YOUR OBJECTIVE: For the data below, give the number of lines in which "kind" occurs. Include nothing besides that number.

EXCERPTED DATA:
[Start of section]

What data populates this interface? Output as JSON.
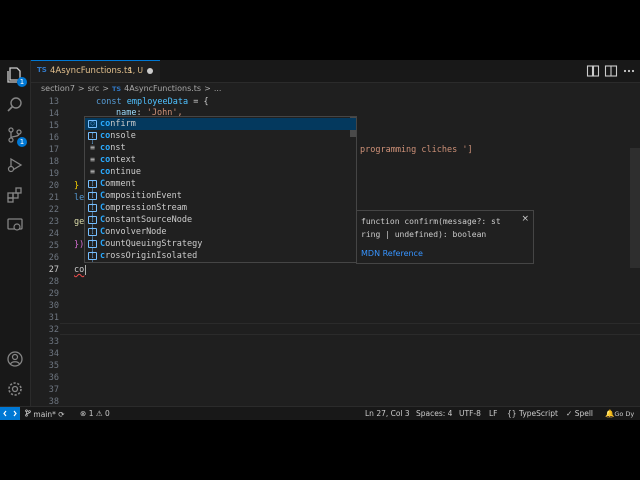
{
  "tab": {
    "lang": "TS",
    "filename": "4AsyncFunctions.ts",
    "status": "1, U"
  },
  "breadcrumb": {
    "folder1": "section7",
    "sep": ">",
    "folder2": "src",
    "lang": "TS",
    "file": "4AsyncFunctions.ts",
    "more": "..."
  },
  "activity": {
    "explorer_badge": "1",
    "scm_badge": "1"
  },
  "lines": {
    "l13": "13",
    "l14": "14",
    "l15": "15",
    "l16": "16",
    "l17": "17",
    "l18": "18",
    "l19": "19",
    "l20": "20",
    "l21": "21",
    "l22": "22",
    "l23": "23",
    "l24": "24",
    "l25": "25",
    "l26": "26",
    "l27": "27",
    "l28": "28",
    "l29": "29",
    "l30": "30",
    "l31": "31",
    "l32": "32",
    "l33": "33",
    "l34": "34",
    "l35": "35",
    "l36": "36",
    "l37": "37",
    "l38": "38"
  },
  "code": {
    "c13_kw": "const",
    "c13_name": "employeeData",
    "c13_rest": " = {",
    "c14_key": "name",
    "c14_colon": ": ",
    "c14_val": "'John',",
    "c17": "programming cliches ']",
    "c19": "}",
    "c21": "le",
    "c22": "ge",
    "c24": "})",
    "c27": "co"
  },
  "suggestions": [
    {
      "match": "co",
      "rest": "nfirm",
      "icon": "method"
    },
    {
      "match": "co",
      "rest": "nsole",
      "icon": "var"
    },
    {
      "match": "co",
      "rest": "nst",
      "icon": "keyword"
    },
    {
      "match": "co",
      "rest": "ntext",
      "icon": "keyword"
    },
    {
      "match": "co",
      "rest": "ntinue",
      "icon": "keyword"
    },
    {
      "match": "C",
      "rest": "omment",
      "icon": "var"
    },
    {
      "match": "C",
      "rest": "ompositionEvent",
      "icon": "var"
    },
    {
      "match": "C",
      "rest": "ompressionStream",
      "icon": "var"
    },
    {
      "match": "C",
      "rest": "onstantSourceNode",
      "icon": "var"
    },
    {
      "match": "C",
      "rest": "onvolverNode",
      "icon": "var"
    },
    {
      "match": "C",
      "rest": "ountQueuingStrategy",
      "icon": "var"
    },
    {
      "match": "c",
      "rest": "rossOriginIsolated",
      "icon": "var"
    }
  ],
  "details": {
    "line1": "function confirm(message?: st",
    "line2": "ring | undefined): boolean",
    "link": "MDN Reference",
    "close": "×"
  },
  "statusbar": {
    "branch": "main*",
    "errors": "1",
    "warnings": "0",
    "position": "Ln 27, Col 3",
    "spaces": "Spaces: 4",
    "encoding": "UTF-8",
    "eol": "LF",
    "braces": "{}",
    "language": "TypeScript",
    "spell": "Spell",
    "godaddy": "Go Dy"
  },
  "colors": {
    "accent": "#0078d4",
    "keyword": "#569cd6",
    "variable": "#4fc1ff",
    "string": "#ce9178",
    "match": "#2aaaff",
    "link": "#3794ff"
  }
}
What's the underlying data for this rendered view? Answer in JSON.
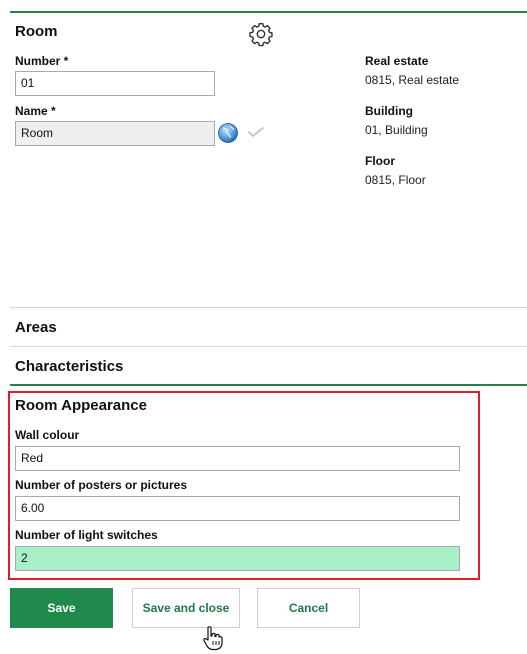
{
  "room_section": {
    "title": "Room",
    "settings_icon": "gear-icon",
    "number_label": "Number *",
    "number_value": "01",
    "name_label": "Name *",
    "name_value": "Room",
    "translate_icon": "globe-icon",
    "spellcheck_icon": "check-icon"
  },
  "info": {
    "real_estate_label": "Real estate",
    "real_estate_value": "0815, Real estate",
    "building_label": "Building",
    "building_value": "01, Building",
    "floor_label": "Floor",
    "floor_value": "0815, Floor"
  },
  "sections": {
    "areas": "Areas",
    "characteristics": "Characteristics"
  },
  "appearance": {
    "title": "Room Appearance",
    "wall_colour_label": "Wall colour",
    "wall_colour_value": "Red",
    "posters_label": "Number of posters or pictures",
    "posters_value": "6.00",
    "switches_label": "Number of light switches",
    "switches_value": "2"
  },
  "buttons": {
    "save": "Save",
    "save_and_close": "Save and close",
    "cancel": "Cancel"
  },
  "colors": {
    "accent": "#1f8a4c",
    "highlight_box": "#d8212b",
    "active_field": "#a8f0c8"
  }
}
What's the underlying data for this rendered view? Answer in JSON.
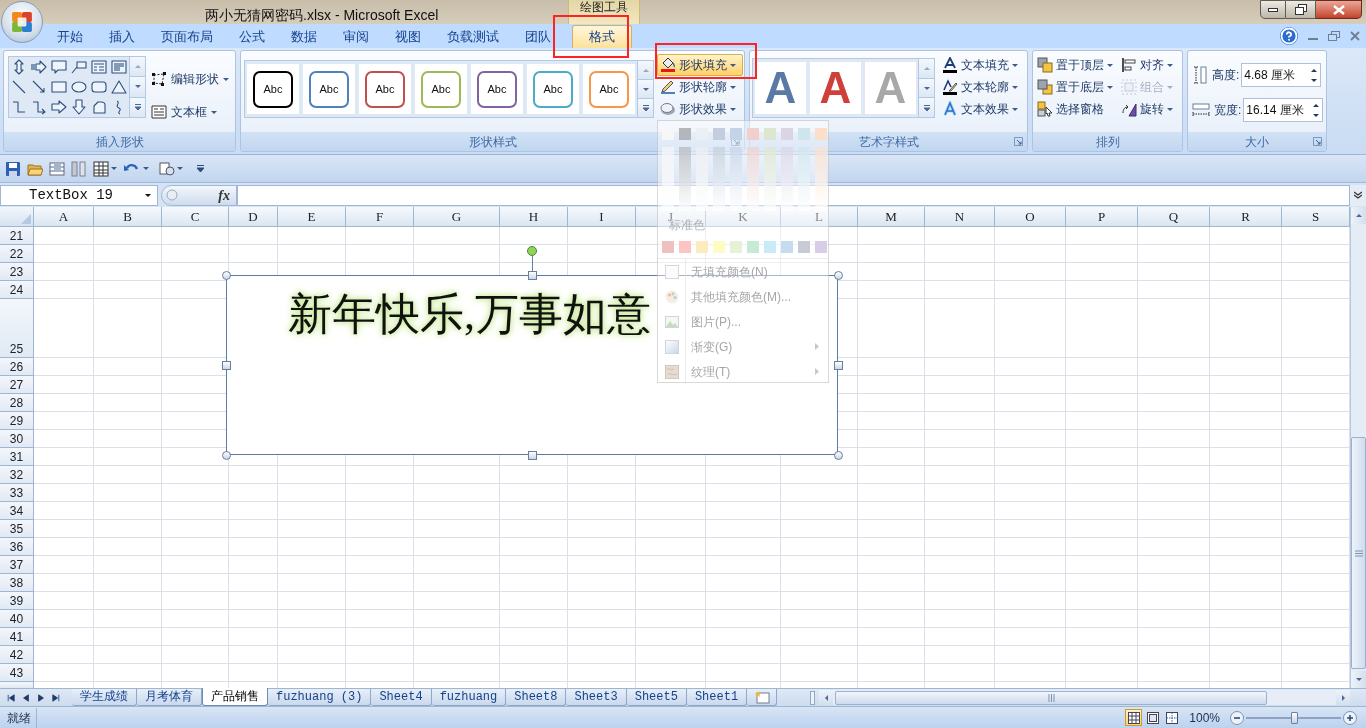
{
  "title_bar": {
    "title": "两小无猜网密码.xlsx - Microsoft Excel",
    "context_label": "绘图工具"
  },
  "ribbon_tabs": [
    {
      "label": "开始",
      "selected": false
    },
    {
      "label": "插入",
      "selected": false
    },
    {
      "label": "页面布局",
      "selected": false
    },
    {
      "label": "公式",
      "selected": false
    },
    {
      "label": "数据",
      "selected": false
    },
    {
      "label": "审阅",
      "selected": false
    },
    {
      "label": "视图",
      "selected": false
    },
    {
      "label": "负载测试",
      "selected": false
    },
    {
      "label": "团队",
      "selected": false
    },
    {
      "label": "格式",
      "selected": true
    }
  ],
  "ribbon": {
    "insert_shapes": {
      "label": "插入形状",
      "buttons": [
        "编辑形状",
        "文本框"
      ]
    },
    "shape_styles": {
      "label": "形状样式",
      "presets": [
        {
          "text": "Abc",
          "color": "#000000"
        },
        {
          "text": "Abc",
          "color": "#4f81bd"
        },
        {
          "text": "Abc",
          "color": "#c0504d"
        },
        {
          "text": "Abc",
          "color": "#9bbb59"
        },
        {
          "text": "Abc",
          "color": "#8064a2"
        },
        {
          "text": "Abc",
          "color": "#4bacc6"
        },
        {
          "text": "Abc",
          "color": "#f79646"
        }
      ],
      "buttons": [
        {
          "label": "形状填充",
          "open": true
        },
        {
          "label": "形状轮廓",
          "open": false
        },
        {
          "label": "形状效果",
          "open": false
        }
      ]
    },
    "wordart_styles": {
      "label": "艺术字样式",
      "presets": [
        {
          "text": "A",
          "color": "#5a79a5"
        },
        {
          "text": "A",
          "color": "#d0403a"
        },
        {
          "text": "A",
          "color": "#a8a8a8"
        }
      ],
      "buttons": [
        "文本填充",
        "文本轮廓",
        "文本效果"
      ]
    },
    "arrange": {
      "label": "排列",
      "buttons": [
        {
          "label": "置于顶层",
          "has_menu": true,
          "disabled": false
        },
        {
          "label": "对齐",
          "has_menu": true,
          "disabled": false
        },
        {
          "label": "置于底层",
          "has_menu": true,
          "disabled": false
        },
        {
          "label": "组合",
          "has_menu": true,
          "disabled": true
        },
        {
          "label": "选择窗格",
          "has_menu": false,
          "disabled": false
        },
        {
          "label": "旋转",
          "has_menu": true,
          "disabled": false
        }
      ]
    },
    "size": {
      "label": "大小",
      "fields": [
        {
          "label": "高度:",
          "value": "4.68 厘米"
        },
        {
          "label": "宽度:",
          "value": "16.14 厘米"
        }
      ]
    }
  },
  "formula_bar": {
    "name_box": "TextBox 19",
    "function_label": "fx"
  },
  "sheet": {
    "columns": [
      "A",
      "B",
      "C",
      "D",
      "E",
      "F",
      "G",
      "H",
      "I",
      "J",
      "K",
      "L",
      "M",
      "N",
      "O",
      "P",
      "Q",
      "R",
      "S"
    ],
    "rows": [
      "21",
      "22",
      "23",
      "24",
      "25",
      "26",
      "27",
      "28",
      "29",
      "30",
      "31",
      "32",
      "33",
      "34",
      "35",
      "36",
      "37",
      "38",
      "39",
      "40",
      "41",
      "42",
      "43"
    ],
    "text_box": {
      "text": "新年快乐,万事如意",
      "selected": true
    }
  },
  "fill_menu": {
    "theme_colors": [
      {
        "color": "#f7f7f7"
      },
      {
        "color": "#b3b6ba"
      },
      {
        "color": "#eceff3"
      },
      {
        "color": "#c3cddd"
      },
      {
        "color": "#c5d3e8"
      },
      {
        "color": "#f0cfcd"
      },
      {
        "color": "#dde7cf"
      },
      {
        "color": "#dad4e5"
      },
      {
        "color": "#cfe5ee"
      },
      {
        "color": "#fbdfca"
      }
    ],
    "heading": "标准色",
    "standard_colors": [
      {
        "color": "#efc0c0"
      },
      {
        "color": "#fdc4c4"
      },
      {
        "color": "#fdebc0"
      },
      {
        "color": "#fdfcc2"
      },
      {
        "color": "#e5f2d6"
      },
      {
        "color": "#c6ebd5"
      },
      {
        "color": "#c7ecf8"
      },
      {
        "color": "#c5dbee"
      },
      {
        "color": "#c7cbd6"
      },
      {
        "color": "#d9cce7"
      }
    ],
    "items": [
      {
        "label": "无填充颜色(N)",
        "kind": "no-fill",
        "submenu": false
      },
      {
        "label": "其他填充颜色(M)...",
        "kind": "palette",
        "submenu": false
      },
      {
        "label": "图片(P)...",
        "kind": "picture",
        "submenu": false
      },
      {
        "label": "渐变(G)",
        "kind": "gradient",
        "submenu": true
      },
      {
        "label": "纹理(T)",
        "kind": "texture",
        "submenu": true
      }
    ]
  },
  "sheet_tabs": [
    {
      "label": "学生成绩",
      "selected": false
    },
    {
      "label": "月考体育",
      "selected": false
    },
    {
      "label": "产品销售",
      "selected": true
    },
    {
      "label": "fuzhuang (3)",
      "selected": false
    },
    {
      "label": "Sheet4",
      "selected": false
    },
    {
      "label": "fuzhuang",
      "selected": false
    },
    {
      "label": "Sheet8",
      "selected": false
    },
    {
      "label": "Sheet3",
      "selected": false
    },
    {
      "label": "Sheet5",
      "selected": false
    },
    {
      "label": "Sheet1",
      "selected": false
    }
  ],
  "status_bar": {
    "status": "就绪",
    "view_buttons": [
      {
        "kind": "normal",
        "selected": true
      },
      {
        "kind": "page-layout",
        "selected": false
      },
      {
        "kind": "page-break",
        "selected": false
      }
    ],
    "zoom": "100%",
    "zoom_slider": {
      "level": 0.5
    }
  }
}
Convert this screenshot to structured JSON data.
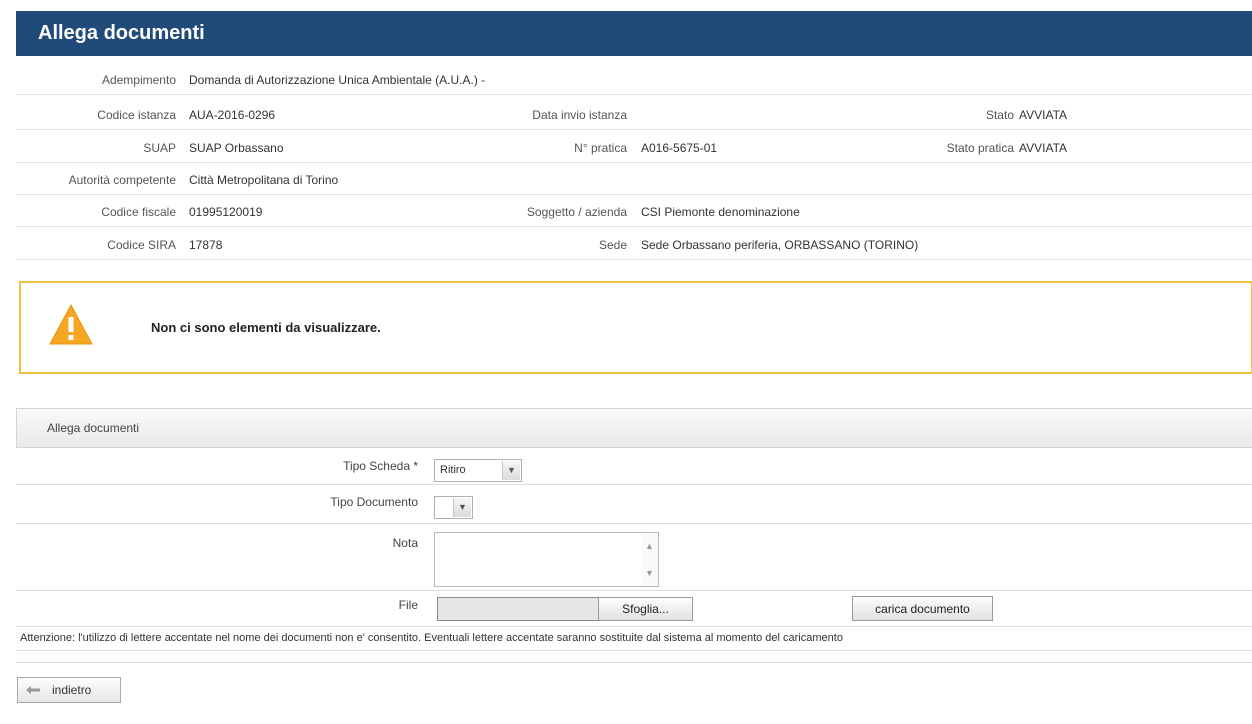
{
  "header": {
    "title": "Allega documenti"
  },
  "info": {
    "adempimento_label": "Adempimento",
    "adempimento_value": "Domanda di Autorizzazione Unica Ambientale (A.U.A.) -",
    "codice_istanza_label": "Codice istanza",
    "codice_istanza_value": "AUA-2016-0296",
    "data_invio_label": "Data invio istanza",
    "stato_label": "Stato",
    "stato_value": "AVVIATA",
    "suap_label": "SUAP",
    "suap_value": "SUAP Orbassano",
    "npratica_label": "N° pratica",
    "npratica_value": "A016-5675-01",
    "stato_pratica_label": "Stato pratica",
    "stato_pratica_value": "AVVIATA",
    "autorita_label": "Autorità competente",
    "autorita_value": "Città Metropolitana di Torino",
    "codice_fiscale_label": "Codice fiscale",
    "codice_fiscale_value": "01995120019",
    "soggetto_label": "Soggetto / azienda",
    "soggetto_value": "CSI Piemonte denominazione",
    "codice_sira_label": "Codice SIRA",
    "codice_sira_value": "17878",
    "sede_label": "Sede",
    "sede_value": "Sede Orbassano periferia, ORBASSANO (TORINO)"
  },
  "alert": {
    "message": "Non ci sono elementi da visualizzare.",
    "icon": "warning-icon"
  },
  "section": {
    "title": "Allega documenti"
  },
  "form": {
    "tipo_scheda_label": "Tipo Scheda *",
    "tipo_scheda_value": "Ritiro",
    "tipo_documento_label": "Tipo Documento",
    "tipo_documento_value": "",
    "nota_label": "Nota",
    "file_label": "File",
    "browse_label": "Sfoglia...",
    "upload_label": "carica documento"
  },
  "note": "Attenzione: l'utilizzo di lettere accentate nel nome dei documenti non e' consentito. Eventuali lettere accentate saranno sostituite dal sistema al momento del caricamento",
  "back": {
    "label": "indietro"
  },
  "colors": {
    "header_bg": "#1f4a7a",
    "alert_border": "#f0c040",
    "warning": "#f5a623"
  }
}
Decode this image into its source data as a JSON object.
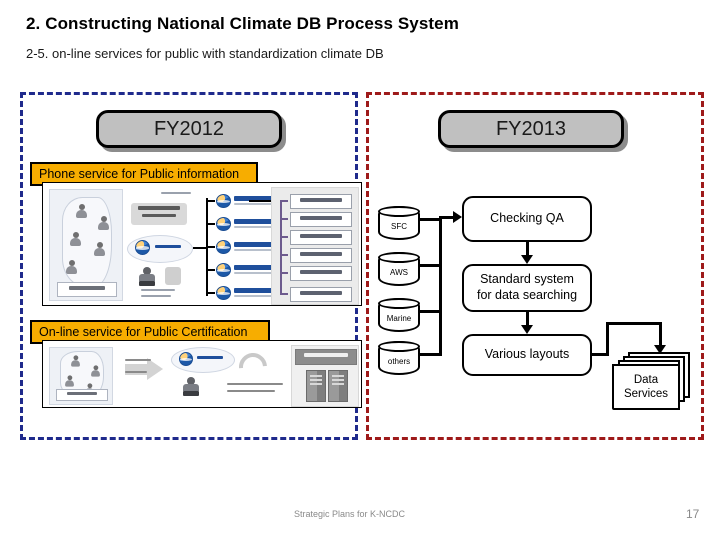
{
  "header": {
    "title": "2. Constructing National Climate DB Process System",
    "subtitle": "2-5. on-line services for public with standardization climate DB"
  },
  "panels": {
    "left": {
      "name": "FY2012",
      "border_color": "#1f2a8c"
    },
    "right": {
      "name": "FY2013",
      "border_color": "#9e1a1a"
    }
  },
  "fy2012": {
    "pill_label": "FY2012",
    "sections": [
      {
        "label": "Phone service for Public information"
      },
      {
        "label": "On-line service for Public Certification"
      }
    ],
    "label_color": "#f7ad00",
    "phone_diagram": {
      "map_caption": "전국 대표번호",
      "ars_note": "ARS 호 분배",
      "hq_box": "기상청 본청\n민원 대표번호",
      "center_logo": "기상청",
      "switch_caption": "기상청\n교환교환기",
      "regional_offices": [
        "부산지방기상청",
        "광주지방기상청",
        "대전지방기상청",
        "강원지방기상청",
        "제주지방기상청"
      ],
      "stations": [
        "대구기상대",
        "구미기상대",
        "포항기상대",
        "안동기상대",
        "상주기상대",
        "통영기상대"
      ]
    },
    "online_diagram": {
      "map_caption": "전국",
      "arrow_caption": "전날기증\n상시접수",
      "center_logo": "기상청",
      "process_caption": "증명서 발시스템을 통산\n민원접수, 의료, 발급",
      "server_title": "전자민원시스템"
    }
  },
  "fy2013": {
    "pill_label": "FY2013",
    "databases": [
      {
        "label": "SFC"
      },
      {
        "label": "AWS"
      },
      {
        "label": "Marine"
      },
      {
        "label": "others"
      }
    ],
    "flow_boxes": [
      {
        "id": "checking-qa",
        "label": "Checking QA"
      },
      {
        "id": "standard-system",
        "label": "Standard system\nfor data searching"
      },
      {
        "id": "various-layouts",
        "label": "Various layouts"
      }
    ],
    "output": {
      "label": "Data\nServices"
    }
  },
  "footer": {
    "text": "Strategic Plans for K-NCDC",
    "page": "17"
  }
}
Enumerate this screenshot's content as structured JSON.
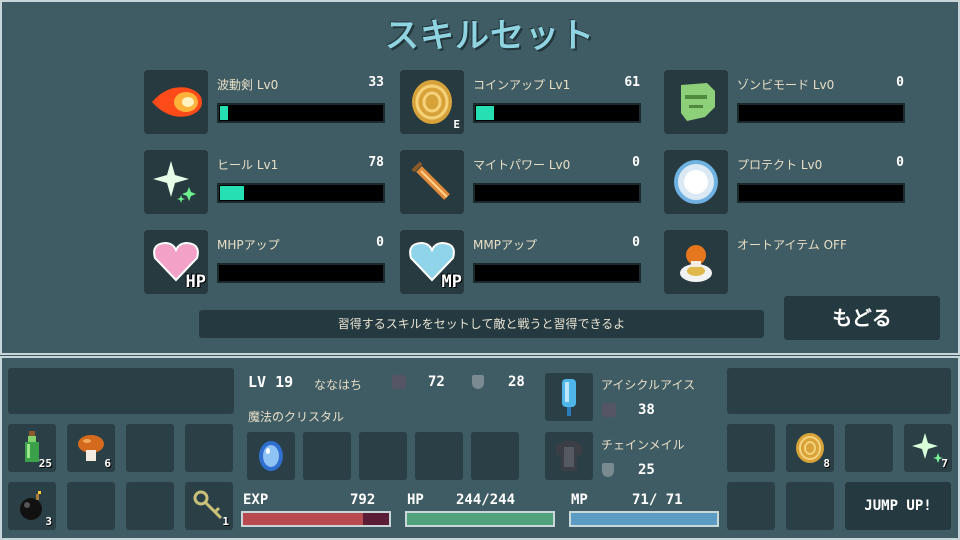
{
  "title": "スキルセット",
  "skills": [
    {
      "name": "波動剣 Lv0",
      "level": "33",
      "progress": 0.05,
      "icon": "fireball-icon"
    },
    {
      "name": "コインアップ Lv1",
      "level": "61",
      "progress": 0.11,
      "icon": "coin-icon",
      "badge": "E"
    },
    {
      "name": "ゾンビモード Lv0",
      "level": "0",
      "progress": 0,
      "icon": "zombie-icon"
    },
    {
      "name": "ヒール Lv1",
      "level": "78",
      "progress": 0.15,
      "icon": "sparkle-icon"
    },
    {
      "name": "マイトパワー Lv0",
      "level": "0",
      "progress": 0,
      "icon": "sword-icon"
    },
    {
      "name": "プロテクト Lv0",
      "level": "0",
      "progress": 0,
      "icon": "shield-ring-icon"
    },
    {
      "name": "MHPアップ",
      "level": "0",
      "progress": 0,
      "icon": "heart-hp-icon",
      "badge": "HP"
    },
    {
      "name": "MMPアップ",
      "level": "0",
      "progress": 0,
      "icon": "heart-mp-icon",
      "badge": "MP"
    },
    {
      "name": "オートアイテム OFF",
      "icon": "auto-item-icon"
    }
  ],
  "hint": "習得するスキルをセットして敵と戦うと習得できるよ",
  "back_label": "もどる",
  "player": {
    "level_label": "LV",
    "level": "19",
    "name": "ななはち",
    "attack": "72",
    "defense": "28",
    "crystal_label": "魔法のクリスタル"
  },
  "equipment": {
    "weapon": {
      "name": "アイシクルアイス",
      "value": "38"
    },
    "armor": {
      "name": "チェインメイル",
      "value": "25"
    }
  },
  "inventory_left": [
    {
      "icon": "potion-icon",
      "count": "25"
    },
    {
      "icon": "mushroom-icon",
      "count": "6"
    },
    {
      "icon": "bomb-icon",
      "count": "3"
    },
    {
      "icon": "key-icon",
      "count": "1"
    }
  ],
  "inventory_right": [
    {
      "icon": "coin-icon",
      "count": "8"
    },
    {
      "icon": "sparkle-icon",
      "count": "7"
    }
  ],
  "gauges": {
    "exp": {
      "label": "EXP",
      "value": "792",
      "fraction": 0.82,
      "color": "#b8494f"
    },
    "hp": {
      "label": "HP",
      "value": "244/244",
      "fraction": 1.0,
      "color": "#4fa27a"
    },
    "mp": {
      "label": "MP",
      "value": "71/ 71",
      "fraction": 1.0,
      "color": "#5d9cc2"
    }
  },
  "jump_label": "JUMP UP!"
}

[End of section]

EXERCISE RESULT: 8